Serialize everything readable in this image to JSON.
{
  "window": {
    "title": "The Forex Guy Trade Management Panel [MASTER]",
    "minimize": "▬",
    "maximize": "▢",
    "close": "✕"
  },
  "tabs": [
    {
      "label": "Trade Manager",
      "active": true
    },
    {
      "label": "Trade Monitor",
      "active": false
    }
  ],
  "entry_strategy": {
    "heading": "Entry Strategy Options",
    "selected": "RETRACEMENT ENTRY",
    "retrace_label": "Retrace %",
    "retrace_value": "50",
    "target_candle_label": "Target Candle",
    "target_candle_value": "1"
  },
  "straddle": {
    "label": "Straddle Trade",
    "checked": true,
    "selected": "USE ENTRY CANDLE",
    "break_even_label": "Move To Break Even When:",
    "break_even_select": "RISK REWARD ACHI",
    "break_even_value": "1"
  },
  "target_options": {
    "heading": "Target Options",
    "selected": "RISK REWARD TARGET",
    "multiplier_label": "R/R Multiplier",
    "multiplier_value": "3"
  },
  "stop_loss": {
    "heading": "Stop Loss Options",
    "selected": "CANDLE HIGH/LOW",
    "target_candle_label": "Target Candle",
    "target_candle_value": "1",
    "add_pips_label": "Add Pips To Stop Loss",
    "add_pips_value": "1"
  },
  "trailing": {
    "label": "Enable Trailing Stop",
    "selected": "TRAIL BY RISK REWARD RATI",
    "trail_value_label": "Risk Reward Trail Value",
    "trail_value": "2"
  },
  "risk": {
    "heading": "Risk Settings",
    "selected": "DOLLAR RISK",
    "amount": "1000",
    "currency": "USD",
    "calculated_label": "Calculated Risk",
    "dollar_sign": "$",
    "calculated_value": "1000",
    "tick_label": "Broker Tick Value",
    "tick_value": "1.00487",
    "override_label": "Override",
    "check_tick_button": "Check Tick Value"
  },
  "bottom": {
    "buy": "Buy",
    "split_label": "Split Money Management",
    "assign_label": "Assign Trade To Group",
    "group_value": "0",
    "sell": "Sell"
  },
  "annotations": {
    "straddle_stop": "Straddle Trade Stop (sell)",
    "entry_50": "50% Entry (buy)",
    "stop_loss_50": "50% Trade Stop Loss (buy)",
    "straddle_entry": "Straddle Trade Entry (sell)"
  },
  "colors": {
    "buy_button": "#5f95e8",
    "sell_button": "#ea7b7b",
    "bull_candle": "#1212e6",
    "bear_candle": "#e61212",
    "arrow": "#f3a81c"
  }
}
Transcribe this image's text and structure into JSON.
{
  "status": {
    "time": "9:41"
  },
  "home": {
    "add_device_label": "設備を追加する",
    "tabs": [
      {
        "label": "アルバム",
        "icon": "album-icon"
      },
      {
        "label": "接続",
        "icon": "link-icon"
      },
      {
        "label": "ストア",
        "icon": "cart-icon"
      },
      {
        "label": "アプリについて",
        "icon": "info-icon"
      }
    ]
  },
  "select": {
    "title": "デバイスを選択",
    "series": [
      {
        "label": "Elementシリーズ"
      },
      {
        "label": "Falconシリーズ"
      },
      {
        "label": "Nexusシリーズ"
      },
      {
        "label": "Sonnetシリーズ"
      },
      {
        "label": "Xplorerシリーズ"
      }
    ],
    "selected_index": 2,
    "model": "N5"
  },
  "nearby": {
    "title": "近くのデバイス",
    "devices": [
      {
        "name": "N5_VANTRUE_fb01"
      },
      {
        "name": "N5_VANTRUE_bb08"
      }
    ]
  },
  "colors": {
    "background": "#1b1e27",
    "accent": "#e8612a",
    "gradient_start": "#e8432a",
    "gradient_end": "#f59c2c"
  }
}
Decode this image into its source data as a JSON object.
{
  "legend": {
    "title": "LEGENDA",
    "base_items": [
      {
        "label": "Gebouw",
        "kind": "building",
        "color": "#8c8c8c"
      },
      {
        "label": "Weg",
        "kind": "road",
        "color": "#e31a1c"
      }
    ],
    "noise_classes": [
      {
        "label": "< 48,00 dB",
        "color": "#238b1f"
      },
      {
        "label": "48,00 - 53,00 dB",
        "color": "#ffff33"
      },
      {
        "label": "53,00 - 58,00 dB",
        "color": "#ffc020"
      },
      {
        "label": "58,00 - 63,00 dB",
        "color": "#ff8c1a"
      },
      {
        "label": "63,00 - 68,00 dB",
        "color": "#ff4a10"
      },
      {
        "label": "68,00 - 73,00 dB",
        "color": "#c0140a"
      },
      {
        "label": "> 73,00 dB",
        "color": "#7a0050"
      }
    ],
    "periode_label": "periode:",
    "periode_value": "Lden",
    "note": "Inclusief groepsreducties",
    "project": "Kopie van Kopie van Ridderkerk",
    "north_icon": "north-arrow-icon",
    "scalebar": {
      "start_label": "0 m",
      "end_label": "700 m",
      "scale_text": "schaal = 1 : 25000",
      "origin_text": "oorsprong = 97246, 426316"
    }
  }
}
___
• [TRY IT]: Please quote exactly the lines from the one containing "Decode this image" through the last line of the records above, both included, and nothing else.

• [SOLUTION]:
Decode this image into its source data as a JSON object.
{
  "legend": {
    "title": "LEGENDA",
    "base_items": [
      {
        "label": "Gebouw",
        "kind": "building",
        "color": "#8c8c8c"
      },
      {
        "label": "Weg",
        "kind": "road",
        "color": "#e31a1c"
      }
    ],
    "noise_classes": [
      {
        "label": "< 48,00 dB",
        "color": "#238b1f"
      },
      {
        "label": "48,00 - 53,00 dB",
        "color": "#ffff33"
      },
      {
        "label": "53,00 - 58,00 dB",
        "color": "#ffc020"
      },
      {
        "label": "58,00 - 63,00 dB",
        "color": "#ff8c1a"
      },
      {
        "label": "63,00 - 68,00 dB",
        "color": "#ff4a10"
      },
      {
        "label": "68,00 - 73,00 dB",
        "color": "#c0140a"
      },
      {
        "label": "> 73,00 dB",
        "color": "#7a0050"
      }
    ],
    "periode_label": "periode:",
    "periode_value": "Lden",
    "note": "Inclusief groepsreducties",
    "project": "Kopie van Kopie van Ridderkerk",
    "north_icon": "north-arrow-icon",
    "scalebar": {
      "start_label": "0 m",
      "end_label": "700 m",
      "scale_text": "schaal = 1 : 25000",
      "origin_text": "oorsprong = 97246, 426316"
    }
  }
}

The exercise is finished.